TASK DESCRIPTION
Pictures do not belong in the copy; restate the records below word for word.

DATA FOR THE TASK
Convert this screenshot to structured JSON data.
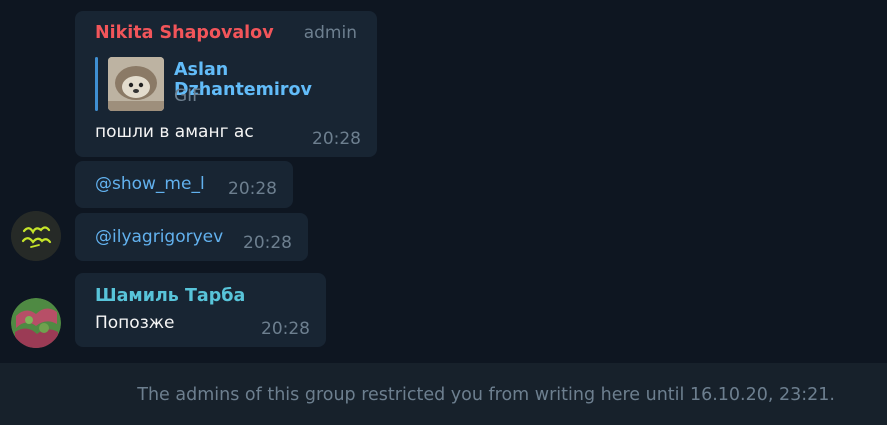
{
  "messages": [
    {
      "sender": "Nikita Shapovalov",
      "role": "admin",
      "reply": {
        "author": "Aslan Dzhantemirov",
        "type": "GIF"
      },
      "text": "пошли в аманг ас",
      "time": "20:28"
    },
    {
      "text": "@show_me_l",
      "time": "20:28"
    },
    {
      "text": "@ilyagrigoryev",
      "time": "20:28"
    },
    {
      "sender": "Шамиль Тарба",
      "text": "Попозже",
      "time": "20:28"
    }
  ],
  "footer": {
    "notice": "The admins of this group restricted you from writing here until 16.10.20, 23:21."
  },
  "colors": {
    "background": "#0e1621",
    "bubble": "#182533",
    "footer": "#17212b",
    "sender_red": "#f2555a",
    "sender_teal": "#58c4d9",
    "link": "#62b1ee"
  }
}
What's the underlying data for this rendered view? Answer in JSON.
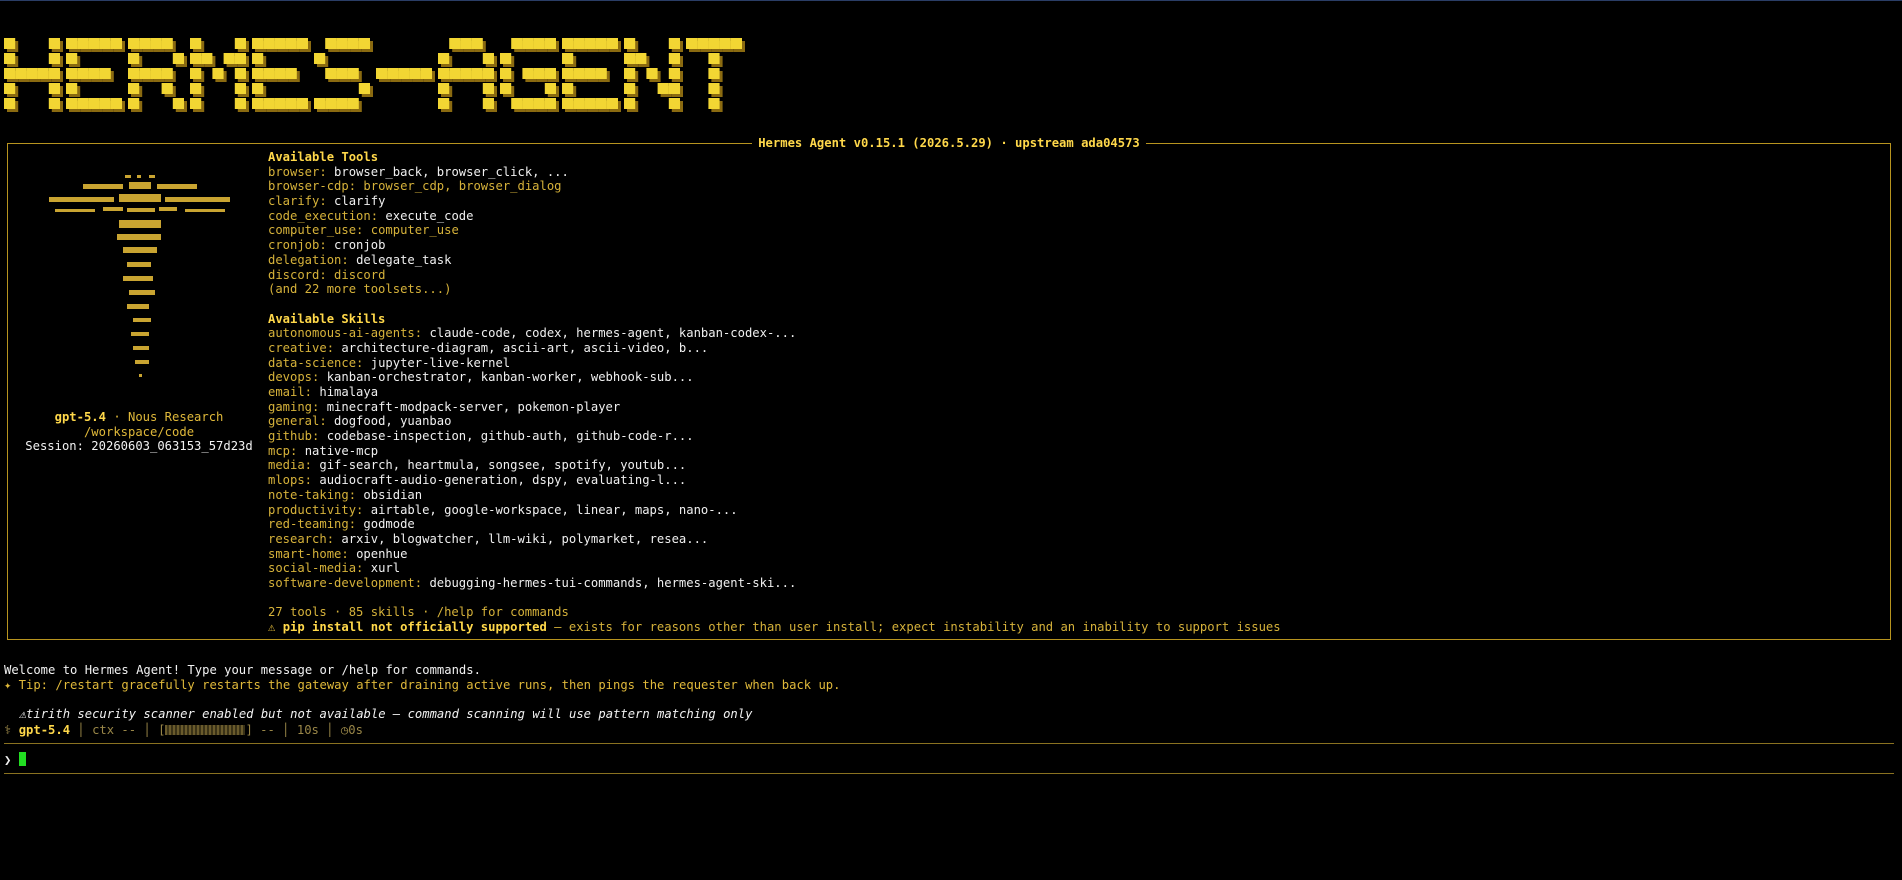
{
  "logo_text": "HERMES-AGENT",
  "banner": {
    "title": "Hermes Agent v0.15.1 (2026.5.29) · upstream ada04573",
    "model": "gpt-5.4",
    "separator": " · ",
    "provider": "Nous Research",
    "cwd": "/workspace/code",
    "session": "Session: 20260603_063153_57d23d"
  },
  "tools": {
    "heading": "Available Tools",
    "items": [
      {
        "key": "browser:",
        "value": "browser_back, browser_click, ..."
      },
      {
        "key": "browser-cdp:",
        "value": "browser_cdp, browser_dialog"
      },
      {
        "key": "clarify:",
        "value": "clarify"
      },
      {
        "key": "code_execution:",
        "value": "execute_code"
      },
      {
        "key": "computer_use:",
        "value": "computer_use"
      },
      {
        "key": "cronjob:",
        "value": "cronjob"
      },
      {
        "key": "delegation:",
        "value": "delegate_task"
      },
      {
        "key": "discord:",
        "value": "discord"
      }
    ],
    "more": "(and 22 more toolsets...)"
  },
  "skills": {
    "heading": "Available Skills",
    "items": [
      {
        "key": "autonomous-ai-agents:",
        "value": "claude-code, codex, hermes-agent, kanban-codex-..."
      },
      {
        "key": "creative:",
        "value": "architecture-diagram, ascii-art, ascii-video, b..."
      },
      {
        "key": "data-science:",
        "value": "jupyter-live-kernel"
      },
      {
        "key": "devops:",
        "value": "kanban-orchestrator, kanban-worker, webhook-sub..."
      },
      {
        "key": "email:",
        "value": "himalaya"
      },
      {
        "key": "gaming:",
        "value": "minecraft-modpack-server, pokemon-player"
      },
      {
        "key": "general:",
        "value": "dogfood, yuanbao"
      },
      {
        "key": "github:",
        "value": "codebase-inspection, github-auth, github-code-r..."
      },
      {
        "key": "mcp:",
        "value": "native-mcp"
      },
      {
        "key": "media:",
        "value": "gif-search, heartmula, songsee, spotify, youtub..."
      },
      {
        "key": "mlops:",
        "value": "audiocraft-audio-generation, dspy, evaluating-l..."
      },
      {
        "key": "note-taking:",
        "value": "obsidian"
      },
      {
        "key": "productivity:",
        "value": "airtable, google-workspace, linear, maps, nano-..."
      },
      {
        "key": "red-teaming:",
        "value": "godmode"
      },
      {
        "key": "research:",
        "value": "arxiv, blogwatcher, llm-wiki, polymarket, resea..."
      },
      {
        "key": "smart-home:",
        "value": "openhue"
      },
      {
        "key": "social-media:",
        "value": "xurl"
      },
      {
        "key": "software-development:",
        "value": "debugging-hermes-tui-commands, hermes-agent-ski..."
      }
    ]
  },
  "summary": "27 tools · 85 skills · /help for commands",
  "warning": {
    "icon": "⚠",
    "bold": "pip install not officially supported",
    "rest": " — exists for reasons other than user install; expect instability and an inability to support issues"
  },
  "welcome": "Welcome to Hermes Agent! Type your message or /help for commands.",
  "tip": "✦ Tip: /restart gracefully restarts the gateway after draining active runs, then pings the requester when back up.",
  "scanner_note": "tirith security scanner enabled but not available — command scanning will use pattern matching only",
  "scanner_icon": "⚠",
  "status": {
    "prefix": "⚕",
    "model": "gpt-5.4",
    "ctx": "ctx --",
    "bar_suffix": "--",
    "elapsed": "10s",
    "timer": "0s"
  },
  "prompt_symbol": "❯",
  "colors": {
    "accent": "#ffd84a",
    "gold": "#d6b23a",
    "border": "#b8941f",
    "cursor": "#22dd22"
  }
}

YOUR RESPONSE
Convert this screenshot to structured JSON data.
{
  "messages": [
    {
      "sender": "Nikita Shapovalov",
      "role": "admin",
      "reply": {
        "author": "Aslan Dzhantemirov",
        "type": "GIF"
      },
      "text": "пошли в аманг ас",
      "time": "20:28"
    },
    {
      "text": "@show_me_l",
      "time": "20:28"
    },
    {
      "text": "@ilyagrigoryev",
      "time": "20:28"
    },
    {
      "sender": "Шамиль Тарба",
      "text": "Попозже",
      "time": "20:28"
    }
  ],
  "footer": {
    "notice": "The admins of this group restricted you from writing here until 16.10.20, 23:21."
  },
  "colors": {
    "background": "#0e1621",
    "bubble": "#182533",
    "footer": "#17212b",
    "sender_red": "#f2555a",
    "sender_teal": "#58c4d9",
    "link": "#62b1ee"
  }
}
What's the underlying data for this rendered view? Answer in JSON.
{
  "logo_text": "HERMES-AGENT",
  "banner": {
    "title": "Hermes Agent v0.15.1 (2026.5.29) · upstream ada04573",
    "model": "gpt-5.4",
    "separator": " · ",
    "provider": "Nous Research",
    "cwd": "/workspace/code",
    "session": "Session: 20260603_063153_57d23d"
  },
  "tools": {
    "heading": "Available Tools",
    "items": [
      {
        "key": "browser:",
        "value": "browser_back, browser_click, ..."
      },
      {
        "key": "browser-cdp:",
        "value": "browser_cdp, browser_dialog"
      },
      {
        "key": "clarify:",
        "value": "clarify"
      },
      {
        "key": "code_execution:",
        "value": "execute_code"
      },
      {
        "key": "computer_use:",
        "value": "computer_use"
      },
      {
        "key": "cronjob:",
        "value": "cronjob"
      },
      {
        "key": "delegation:",
        "value": "delegate_task"
      },
      {
        "key": "discord:",
        "value": "discord"
      }
    ],
    "more": "(and 22 more toolsets...)"
  },
  "skills": {
    "heading": "Available Skills",
    "items": [
      {
        "key": "autonomous-ai-agents:",
        "value": "claude-code, codex, hermes-agent, kanban-codex-..."
      },
      {
        "key": "creative:",
        "value": "architecture-diagram, ascii-art, ascii-video, b..."
      },
      {
        "key": "data-science:",
        "value": "jupyter-live-kernel"
      },
      {
        "key": "devops:",
        "value": "kanban-orchestrator, kanban-worker, webhook-sub..."
      },
      {
        "key": "email:",
        "value": "himalaya"
      },
      {
        "key": "gaming:",
        "value": "minecraft-modpack-server, pokemon-player"
      },
      {
        "key": "general:",
        "value": "dogfood, yuanbao"
      },
      {
        "key": "github:",
        "value": "codebase-inspection, github-auth, github-code-r..."
      },
      {
        "key": "mcp:",
        "value": "native-mcp"
      },
      {
        "key": "media:",
        "value": "gif-search, heartmula, songsee, spotify, youtub..."
      },
      {
        "key": "mlops:",
        "value": "audiocraft-audio-generation, dspy, evaluating-l..."
      },
      {
        "key": "note-taking:",
        "value": "obsidian"
      },
      {
        "key": "productivity:",
        "value": "airtable, google-workspace, linear, maps, nano-..."
      },
      {
        "key": "red-teaming:",
        "value": "godmode"
      },
      {
        "key": "research:",
        "value": "arxiv, blogwatcher, llm-wiki, polymarket, resea..."
      },
      {
        "key": "smart-home:",
        "value": "openhue"
      },
      {
        "key": "social-media:",
        "value": "xurl"
      },
      {
        "key": "software-development:",
        "value": "debugging-hermes-tui-commands, hermes-agent-ski..."
      }
    ]
  },
  "summary": "27 tools · 85 skills · /help for commands",
  "warning": {
    "icon": "⚠",
    "bold": "pip install not officially supported",
    "rest": " — exists for reasons other than user install; expect instability and an inability to support issues"
  },
  "welcome": "Welcome to Hermes Agent! Type your message or /help for commands.",
  "tip": "✦ Tip: /restart gracefully restarts the gateway after draining active runs, then pings the requester when back up.",
  "scanner_note": "tirith security scanner enabled but not available — command scanning will use pattern matching only",
  "scanner_icon": "⚠",
  "status": {
    "prefix": "⚕",
    "model": "gpt-5.4",
    "ctx": "ctx --",
    "bar_suffix": "--",
    "elapsed": "10s",
    "timer": "0s"
  },
  "prompt_symbol": "❯",
  "colors": {
    "accent": "#ffd84a",
    "gold": "#d6b23a",
    "border": "#b8941f",
    "cursor": "#22dd22"
  }
}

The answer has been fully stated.